Closest to the Giants in the dread-things-to-come category are the San Diego Chargers (103 opponent victories), the Philadelphia Eagles and Chicago Bears (each at 102, although the Bears would like you to note that in mid-season they play five consecutive games against teams that made the playoffs last season), the Cincinnati Bengals (101) and the Cleveland Browns and New England Patriots (100 each). Other teams' schedules range from 96 to 80, except for the Denver Broncos who, at 75, have almost as soft a schedule as the Raiders.


On another aspect of scheduling, this one in baseball, Bob Holbrook of the American League says the Cleveland Indians have about the best geographic location of any of the 12 teams in that league, at least as far as travel is concerned. Clubs along the Atlantic Coast—Baltimore, Boston and New York—travel about 26,000 to 30,000 miles a year, says Holbrook, while those on the Pacific Coast—Oakland and California—rack up between 40,000 and 45,000 miles. The Indians, sometimes going east, sometimes west, have traveled as little as 19,000 miles. Since it costs about $4.50 a mile to move a team from city to city, Cleveland's travel budget is some $30,000 to $40,000 less than those of the Eastern teams, as much as $100,000 less than California's or Oakland's.

And you thought you never heard anyone say anything nice about Cleveland.


An angry fight fan, suspected of being from the anti-Washington city of Baltimore, is up in arms about some antiboxing articles in The Washington Post before and after the recent Ali-Young go.

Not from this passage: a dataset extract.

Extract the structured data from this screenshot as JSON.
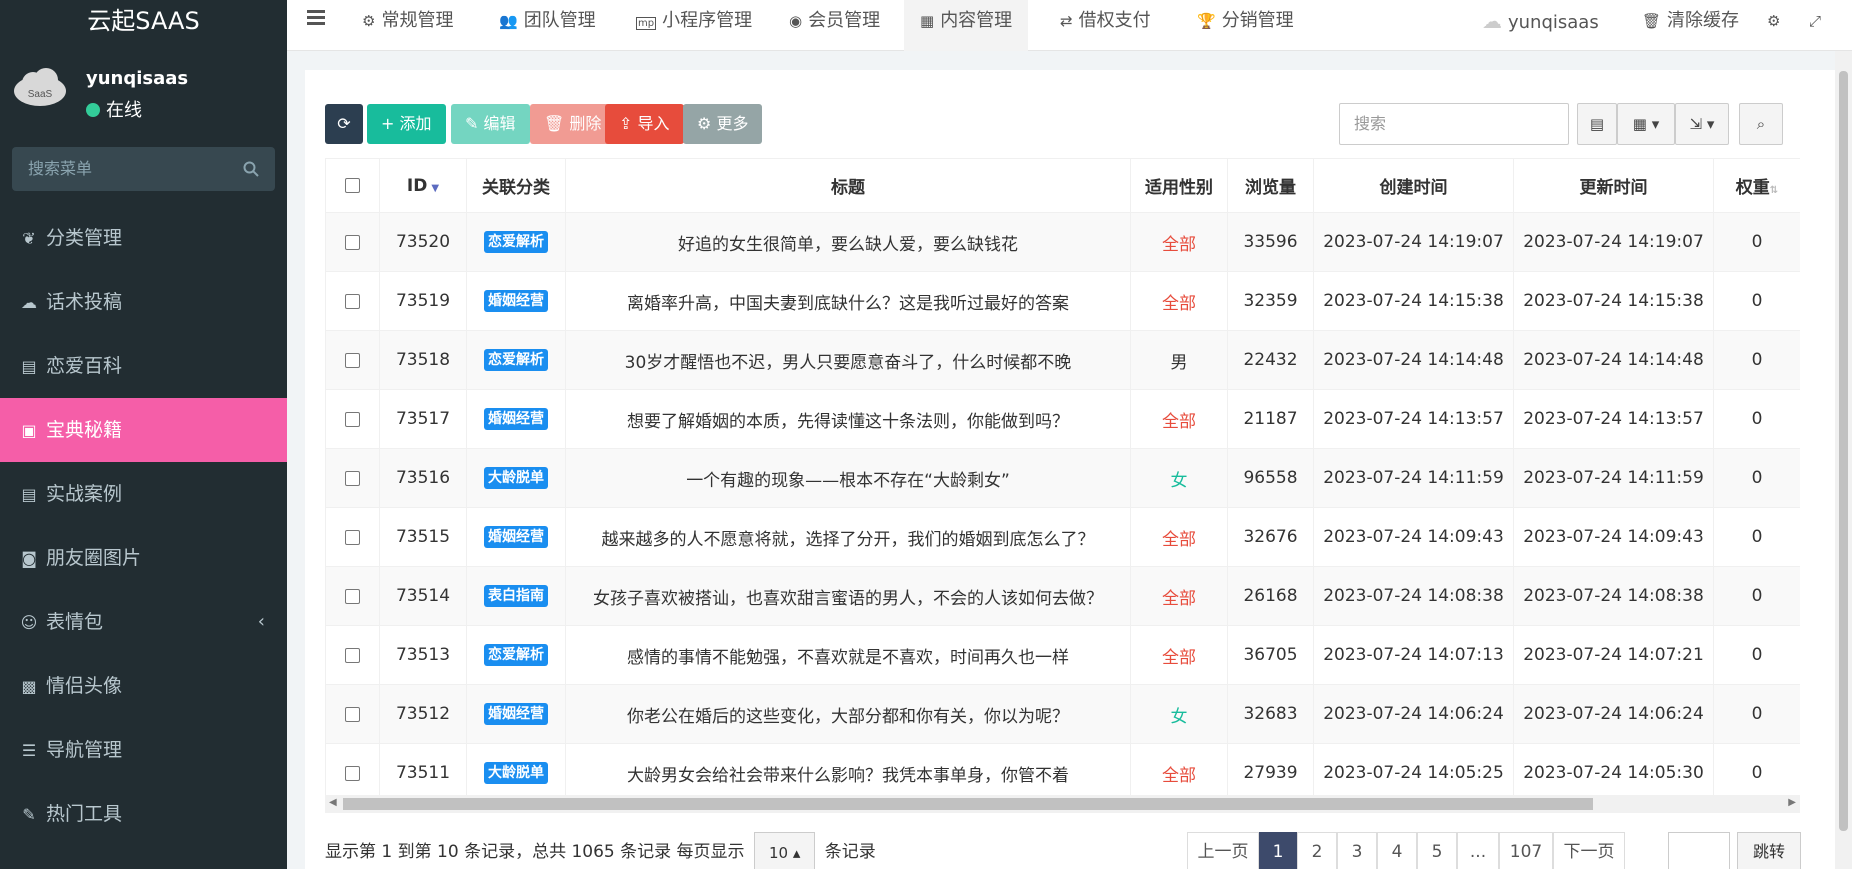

"An escapee from the Post's editorial page," he writes, "used the sports section before the fight to scourge what he saw as the coming horror of it all. A couple of days after the fight some woman reporter climbed on the sport as if she had seen a mouse. I hope I never go to another fight, she wailed, after protesting what she viewed as mismatches on the undercard. Granted, the undercard was no brilliant piece of matchmaking, but such is the world of four- and six-round boxing. Most of the time only the worst is seen in this area, yet the four-rounder is necessary to the sport if talent is to be discovered and developed.

"But why boxing at all? the Post seems to ask. Well, boxing may have no redeeming social value, but then there is none, for example, in junk food or a lot of other things within the square mileage of Washington, D.C. To come down righteously on boxing is an old, obvious and threadbare trick."

And if any of yez wants a fight, come on over to Ballimer.


In the event you live in an area where from time to time you are approached by gorillas, wildlife photographer Dieter Plage has some advice for you.

"If a gorilla charges you," counsels Plage, "you must stand absolutely still, which is admittedly very difficult—especially the first time. He will charge up to about a foot from your face, scream wildly and rear up on his legs. You must stand still, though. This is absolutely vital."

If you do not stand still?

"Well, the moment you run away, the gorilla will come and catch you, and your chances of getting out of the situation are very slim."

Next week we'll discuss what to do when embraced by a boa constrictor.



•Bill Veeck, Chicago White Sox owner: "We're doing this whole thing backward. Attorneys should wear numbers on their backs and box scores should have entries for writs, depositions and appeals."

•Mike Shaw, publicity director of the NBA Buffalo Braves, on the termination of Coach Jack Ramsay's contract: "He's not fired. He's just not rehired."

•Frank Broyles, University of Arkansas football coach, on scheduling: "A team that is overscheduled begins to lose. Then it loses its fans, its players and then its coach."

•Gordie Howe, on the condition of the World Hockey Association: "The funny thing is, except for the teams going under, our league has never been in better shape."